Element data from apps and pages:

________________

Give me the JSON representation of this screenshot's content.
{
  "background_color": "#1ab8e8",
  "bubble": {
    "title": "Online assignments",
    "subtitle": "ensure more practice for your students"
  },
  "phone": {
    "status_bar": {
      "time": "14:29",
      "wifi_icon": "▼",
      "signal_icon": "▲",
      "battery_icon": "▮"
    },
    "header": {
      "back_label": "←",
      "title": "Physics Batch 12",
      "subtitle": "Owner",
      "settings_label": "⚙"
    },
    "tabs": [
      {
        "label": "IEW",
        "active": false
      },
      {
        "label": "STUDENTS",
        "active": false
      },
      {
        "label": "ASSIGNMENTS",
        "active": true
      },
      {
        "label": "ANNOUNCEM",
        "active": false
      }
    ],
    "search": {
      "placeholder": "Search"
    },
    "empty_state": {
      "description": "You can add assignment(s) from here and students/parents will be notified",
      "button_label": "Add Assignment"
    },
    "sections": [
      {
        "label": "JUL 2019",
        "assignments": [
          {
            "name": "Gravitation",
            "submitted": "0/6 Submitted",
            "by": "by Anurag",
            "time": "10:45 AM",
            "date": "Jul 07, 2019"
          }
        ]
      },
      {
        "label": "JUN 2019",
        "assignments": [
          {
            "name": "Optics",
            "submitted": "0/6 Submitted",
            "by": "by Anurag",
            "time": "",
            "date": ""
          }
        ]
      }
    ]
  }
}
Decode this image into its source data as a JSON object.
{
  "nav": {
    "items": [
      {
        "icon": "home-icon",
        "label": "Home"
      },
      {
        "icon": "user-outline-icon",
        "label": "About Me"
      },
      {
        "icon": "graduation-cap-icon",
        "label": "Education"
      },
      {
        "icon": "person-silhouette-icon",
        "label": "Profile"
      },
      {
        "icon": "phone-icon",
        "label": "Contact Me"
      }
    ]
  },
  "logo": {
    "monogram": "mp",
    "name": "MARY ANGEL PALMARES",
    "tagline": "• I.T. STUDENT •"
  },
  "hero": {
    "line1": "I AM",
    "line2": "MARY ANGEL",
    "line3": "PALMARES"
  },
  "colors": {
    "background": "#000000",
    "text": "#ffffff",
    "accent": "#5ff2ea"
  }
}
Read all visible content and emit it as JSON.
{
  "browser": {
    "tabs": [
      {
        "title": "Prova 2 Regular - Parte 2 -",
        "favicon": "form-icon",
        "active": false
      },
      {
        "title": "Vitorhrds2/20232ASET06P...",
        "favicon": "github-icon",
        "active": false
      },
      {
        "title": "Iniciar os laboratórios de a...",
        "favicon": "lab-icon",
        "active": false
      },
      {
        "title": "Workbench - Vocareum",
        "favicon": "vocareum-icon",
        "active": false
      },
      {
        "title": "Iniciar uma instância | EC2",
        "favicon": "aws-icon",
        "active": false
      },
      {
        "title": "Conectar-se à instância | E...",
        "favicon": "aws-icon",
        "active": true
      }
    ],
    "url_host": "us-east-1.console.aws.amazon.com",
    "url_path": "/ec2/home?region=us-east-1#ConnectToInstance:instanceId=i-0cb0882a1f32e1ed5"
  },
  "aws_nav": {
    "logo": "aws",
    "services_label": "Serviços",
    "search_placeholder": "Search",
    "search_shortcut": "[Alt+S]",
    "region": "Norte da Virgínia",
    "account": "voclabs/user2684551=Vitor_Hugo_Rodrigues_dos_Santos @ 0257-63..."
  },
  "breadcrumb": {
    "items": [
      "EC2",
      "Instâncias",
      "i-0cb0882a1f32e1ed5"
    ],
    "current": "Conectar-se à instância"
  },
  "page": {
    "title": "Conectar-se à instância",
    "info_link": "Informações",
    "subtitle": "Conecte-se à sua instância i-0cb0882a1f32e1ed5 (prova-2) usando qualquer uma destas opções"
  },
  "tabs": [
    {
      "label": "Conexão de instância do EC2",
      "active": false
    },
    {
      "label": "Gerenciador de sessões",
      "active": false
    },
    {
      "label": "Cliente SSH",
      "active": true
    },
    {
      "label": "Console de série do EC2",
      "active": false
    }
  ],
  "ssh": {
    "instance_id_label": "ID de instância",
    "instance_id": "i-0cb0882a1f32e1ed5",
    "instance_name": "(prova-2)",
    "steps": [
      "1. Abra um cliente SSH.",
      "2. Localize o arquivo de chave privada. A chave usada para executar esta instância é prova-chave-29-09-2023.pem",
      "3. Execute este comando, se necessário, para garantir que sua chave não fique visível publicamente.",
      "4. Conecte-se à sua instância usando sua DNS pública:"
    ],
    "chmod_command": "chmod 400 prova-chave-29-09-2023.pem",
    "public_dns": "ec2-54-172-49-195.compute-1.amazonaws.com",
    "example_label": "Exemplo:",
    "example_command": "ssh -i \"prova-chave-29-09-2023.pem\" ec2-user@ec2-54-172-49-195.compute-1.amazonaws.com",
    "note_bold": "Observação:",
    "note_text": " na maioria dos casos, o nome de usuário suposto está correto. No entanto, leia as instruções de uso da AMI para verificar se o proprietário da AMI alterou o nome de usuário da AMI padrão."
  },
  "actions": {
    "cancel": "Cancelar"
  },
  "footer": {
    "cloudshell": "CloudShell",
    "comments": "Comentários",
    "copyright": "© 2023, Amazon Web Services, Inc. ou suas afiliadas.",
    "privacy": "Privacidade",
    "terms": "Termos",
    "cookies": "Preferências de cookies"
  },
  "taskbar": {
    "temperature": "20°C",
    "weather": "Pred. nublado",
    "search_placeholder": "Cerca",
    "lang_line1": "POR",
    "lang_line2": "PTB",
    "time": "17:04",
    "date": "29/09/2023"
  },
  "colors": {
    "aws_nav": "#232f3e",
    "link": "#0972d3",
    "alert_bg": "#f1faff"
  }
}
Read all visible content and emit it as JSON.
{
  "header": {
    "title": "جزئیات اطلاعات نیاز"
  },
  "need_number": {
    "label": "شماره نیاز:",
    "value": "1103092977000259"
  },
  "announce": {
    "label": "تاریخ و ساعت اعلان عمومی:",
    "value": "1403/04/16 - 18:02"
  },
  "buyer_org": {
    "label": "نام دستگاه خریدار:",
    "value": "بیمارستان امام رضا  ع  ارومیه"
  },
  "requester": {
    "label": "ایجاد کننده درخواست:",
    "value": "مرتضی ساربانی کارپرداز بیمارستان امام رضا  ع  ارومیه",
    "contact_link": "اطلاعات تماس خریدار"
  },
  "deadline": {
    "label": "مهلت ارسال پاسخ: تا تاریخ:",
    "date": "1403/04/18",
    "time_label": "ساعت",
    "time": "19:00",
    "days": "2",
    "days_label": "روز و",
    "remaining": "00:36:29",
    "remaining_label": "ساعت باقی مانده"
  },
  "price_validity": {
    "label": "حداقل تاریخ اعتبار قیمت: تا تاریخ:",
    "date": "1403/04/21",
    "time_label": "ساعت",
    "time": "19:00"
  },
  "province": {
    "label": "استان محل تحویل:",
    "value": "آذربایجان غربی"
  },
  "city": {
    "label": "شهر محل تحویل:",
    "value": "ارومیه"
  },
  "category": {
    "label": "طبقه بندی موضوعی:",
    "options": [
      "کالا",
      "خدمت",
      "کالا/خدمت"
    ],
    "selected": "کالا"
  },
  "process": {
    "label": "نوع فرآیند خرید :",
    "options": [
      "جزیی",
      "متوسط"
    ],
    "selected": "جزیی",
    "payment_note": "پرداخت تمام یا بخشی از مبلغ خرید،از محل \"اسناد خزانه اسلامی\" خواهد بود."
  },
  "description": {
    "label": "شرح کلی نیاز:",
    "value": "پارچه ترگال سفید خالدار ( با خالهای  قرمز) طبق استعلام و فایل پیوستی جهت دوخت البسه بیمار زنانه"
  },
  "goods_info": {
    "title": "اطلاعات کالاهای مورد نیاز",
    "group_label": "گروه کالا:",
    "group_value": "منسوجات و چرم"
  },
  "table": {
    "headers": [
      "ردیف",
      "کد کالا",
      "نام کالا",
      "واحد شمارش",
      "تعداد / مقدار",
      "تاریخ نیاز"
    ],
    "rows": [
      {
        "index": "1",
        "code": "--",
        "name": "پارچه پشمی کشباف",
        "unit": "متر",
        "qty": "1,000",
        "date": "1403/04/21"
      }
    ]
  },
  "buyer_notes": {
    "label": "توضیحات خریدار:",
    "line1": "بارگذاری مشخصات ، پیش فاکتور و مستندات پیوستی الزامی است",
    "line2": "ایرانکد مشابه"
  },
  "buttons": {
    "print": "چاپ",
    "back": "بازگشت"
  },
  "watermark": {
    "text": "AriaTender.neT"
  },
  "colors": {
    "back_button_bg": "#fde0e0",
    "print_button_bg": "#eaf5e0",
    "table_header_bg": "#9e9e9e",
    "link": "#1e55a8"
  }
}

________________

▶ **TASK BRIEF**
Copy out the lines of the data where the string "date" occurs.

▶ **SOLVED EXERCISE**
            "date": "Jul 07, 2019"
            "date": ""
    "date": "29/09/2023"
    "date": "1403/04/18",
    "date": "1403/04/21",
        "date": "1403/04/21"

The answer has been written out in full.